--- What the exercise asks ---
Each line of the data below holding the word "root" must be copied.

--- Exercise data ---
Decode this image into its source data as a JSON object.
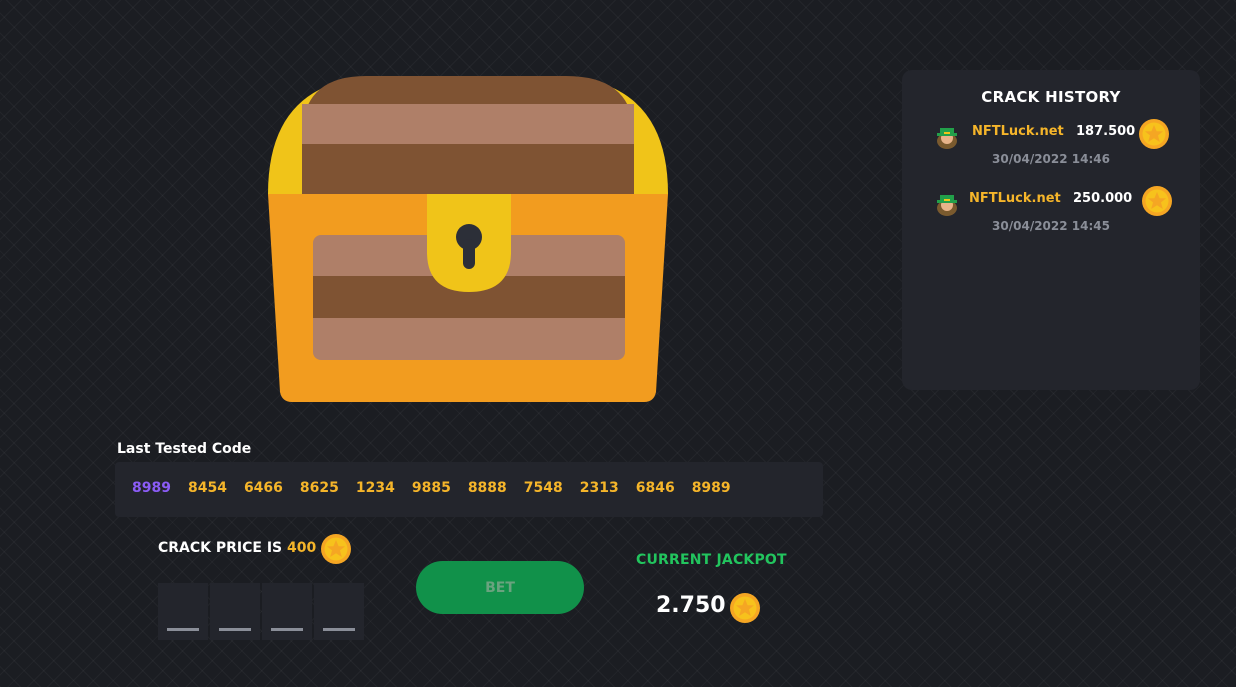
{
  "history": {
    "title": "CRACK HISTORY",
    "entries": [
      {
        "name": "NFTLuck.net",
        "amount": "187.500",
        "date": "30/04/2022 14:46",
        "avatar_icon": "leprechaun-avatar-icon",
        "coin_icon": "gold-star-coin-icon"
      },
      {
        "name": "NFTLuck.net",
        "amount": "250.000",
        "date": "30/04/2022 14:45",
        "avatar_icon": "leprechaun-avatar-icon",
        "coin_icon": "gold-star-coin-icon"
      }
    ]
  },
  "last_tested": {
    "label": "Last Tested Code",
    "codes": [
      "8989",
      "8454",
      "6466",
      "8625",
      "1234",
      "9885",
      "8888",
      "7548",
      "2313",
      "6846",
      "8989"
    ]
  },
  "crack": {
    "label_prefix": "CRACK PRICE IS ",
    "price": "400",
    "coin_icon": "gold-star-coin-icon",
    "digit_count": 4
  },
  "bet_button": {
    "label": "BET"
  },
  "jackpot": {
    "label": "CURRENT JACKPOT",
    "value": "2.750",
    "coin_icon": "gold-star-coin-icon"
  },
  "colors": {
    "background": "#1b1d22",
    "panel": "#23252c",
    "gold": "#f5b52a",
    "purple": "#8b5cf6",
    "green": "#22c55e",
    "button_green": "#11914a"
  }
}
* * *
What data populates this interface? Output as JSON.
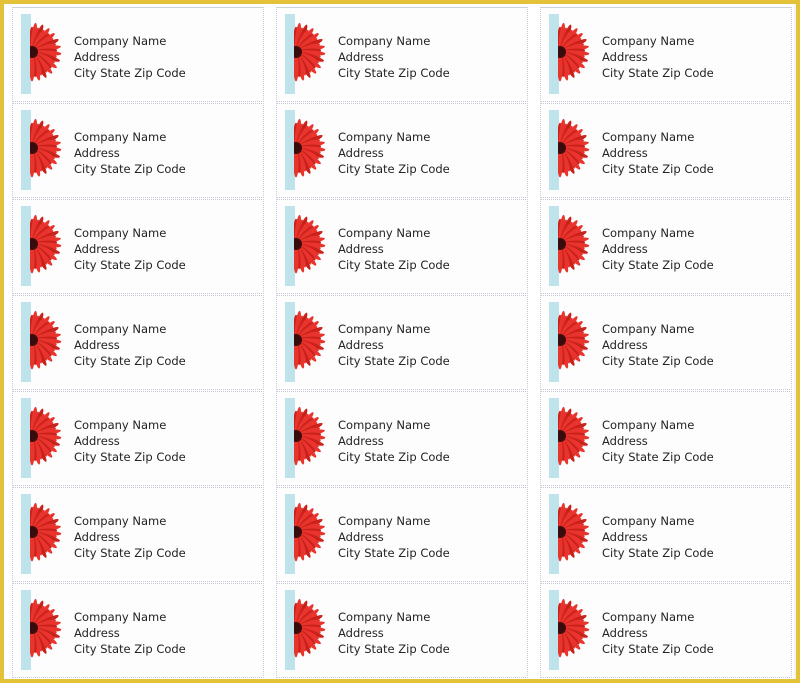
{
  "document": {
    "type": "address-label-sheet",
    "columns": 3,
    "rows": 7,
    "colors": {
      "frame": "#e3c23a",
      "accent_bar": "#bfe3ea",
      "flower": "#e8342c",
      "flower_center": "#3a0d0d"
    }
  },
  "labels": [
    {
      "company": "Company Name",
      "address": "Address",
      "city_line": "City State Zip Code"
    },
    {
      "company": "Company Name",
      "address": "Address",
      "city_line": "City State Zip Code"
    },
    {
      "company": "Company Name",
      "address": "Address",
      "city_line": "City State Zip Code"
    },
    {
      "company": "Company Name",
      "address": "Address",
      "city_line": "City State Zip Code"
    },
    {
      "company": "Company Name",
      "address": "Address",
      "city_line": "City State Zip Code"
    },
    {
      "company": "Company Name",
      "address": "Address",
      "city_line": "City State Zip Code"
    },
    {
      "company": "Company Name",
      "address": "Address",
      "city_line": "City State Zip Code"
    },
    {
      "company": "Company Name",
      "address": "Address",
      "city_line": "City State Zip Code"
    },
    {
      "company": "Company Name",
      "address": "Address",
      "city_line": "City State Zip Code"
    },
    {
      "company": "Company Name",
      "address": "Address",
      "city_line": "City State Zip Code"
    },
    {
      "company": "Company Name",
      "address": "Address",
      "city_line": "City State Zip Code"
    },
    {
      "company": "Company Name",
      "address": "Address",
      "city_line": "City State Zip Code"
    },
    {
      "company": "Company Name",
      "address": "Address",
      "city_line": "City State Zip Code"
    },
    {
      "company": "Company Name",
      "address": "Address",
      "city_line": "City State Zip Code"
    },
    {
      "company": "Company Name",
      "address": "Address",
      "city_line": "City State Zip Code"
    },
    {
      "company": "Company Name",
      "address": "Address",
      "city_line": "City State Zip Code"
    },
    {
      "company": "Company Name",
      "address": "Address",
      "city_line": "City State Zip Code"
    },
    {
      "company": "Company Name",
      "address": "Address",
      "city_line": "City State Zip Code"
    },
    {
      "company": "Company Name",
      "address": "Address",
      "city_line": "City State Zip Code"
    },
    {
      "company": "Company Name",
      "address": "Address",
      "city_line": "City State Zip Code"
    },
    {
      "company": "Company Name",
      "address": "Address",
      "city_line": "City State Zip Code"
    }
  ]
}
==
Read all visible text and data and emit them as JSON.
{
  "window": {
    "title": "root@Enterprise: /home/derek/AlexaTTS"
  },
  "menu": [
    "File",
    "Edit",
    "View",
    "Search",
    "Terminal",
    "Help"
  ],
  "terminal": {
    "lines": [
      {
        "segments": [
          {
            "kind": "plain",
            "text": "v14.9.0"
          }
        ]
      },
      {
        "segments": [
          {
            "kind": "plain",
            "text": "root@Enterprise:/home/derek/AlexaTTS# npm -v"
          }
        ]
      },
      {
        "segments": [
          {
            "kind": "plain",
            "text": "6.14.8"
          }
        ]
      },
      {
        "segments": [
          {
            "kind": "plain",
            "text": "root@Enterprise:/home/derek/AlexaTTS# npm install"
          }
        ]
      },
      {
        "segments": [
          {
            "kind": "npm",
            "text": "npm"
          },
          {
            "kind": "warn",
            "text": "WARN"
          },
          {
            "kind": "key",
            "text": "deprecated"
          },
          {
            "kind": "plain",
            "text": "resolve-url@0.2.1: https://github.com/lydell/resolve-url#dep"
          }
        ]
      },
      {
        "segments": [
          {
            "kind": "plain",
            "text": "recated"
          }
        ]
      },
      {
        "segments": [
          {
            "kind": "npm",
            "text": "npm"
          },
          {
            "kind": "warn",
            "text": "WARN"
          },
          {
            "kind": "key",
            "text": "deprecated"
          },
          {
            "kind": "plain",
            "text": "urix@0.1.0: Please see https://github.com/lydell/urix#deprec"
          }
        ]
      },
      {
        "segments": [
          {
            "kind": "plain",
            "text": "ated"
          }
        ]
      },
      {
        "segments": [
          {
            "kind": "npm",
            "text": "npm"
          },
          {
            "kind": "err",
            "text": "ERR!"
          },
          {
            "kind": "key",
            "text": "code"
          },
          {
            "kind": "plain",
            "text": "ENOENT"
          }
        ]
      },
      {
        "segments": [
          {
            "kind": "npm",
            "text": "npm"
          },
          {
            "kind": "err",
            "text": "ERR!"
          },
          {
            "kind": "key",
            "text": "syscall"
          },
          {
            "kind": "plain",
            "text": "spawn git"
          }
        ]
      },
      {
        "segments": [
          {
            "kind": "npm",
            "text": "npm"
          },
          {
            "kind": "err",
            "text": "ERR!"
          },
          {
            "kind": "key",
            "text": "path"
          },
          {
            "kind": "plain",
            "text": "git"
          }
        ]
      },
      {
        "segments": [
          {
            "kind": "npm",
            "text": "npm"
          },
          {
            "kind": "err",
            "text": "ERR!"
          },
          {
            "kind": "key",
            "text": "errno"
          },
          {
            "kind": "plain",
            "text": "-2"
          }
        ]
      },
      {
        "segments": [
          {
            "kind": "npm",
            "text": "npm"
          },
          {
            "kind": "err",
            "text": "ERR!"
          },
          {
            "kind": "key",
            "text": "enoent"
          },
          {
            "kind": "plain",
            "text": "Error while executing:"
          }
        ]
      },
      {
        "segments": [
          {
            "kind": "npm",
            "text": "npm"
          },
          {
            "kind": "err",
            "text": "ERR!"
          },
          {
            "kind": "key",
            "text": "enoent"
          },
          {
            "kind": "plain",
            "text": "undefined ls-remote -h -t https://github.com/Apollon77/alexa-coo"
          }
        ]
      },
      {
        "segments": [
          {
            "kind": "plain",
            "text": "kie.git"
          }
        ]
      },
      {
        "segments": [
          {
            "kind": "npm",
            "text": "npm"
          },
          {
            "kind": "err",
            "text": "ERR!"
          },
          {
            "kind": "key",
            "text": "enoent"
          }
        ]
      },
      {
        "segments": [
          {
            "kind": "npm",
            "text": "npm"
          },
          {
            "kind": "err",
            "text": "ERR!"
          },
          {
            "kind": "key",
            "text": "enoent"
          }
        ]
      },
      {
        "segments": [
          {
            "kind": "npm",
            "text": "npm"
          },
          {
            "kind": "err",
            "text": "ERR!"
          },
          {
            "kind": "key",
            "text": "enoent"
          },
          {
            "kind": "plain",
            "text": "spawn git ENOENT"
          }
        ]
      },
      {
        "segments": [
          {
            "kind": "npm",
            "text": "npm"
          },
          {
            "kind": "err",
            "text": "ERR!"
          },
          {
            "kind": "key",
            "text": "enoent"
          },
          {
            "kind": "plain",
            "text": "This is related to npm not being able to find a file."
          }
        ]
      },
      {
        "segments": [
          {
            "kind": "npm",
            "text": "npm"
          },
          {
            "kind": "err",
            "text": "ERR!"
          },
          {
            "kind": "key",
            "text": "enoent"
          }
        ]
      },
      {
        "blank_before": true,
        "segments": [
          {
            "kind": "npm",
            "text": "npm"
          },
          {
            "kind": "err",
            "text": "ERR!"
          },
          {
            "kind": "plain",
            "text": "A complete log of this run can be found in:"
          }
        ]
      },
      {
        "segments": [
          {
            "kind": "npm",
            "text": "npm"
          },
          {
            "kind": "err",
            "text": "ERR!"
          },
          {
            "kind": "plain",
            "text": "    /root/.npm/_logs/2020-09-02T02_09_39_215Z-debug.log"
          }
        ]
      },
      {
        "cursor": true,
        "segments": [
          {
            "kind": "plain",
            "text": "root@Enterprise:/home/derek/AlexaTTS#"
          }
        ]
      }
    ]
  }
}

--- Exercise solution ---
    "title": "root@Enterprise: /home/derek/AlexaTTS"
            "text": "root@Enterprise:/home/derek/AlexaTTS# npm -v"
            "text": "root@Enterprise:/home/derek/AlexaTTS# npm install"
            "text": "    /root/.npm/_logs/2020-09-02T02_09_39_215Z-debug.log"
            "text": "root@Enterprise:/home/derek/AlexaTTS#"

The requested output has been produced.